Leeja Carter, Ph.D. moved to Brooklyn, NY in 2014 by way of Chicago, IL and Philadelphia, PA. Dr. Carter believes sport and exercise are not only personally enhancing, but can transform families and communities. Dr. Carter received a Master’s degree in Psychology from Fairleigh Dickinson University and a Ph.D. in Kinesiology with a concentration in the Psychology of Human Movement from Temple University. Dr. Carter is passionate about women’s wellness particularly among women of color. In 2015 Dr. Carter created the PEAK Program at LIU-Brooklyn: an all-in-one program that combines research, applied sport psychology practice, and student training for the LIU and Brooklyn communities. Dr. Carter identifies as a feminist sport psychology practitioner with her work addressing historical and contemporary representations of Black women's 'strength', culturally sensitive health and sport psychology approaches for people of color, and gendered racism in sport.

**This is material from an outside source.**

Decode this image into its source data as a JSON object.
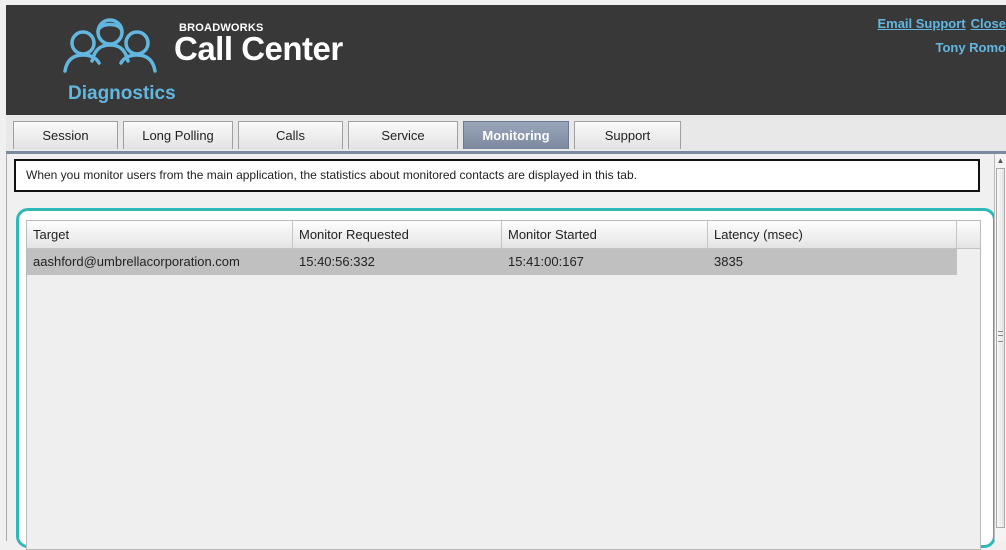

She coordinates the AASP Women in Sports Special Interest Group (SIG), sits on AASP's Foundation and Finance Committees, is a member of AASP’s Anger and Violence in Sport SIG, Supervision SIG, Race and Ethnicity SIG, and is the former chairperson of AASP’s Diversity Committee. Also, Dr. Carter enjoys yoga, cooking, and meditation. 


Sport and Exercise Psychology, Gendered Racism in Sport, Feminist Sport Psychology


Select Publications

Rossi, A., Friel, C., Carter, L., & Garber, C. (2017). Effects of theory-based behavioral interventions on physical activity among overweight and obese female cancer survivors. A systematic review of randomized controlled trials. Integrative Cancer Therapies.

doi: 10.1177/1534735417734911.

Carter, L., & Davila, C. (2017). Is it because I’m Black: Micro-aggressive experiences against Black professionals in sport and exercise psychology. Professional Psychology: Research and Practice. doi:

Carter, L., Grady, K., Silburn, J. (2017). Swimming upstream: Addressing barriers to exercise and physical activity in women of color. In S. Razon & M. Sachs (Eds.), Applied exercise psychology: The challenging journey from motivation to adherence. New York, NY: Routledge.

Carter, L. & Prewitt, T. (2014). Seeing, being, and doing: Addressing multicultural competence in applied sport psychology. Athletic Insight, 6(3), 221-232.


Carter, L. (Role: Site PI; 2015). College Life Study. SMART Office of the U.S. Department of Justice. Funded: $505,174.00; LIU Site Allocation: $3,900.00.

Carter, L. & Rossi, A. (Role: PI; 2014). Superwoman: Exploring Stress, Coping, and Physical Activity Among African American Women. Association for Applied Sport Psychology. Funded: $4000.

Carter, L. (Role: PI; 2014). Examining the Occurrence of Racial Microaggressions among Black Sport, Exercise, and Performance Psychology Professionals. Adler School of Professional Psychology. Funded: $1000.00.

Carter, L. (Role: PI; 2010). Effects of Distinct Mood States on Flow in Marathon Runners. Temple University. Funded: $6000.00.


Recipient, U.S. Fulbright Scholar Fellowship

Recipient, Black History Maker - Barclays Center, Black History Month

Recipient, First Summers Research Initiative Fellowship - Temple University

Association for Applied Sport Psychology
APA Division 47: Society for Sport, Exercise, and Performance Psychology
APA Division 45: Society for the Psychological Study of Culture, Ethnicity, and Race
APA Division 35: Society for the Psychology of Women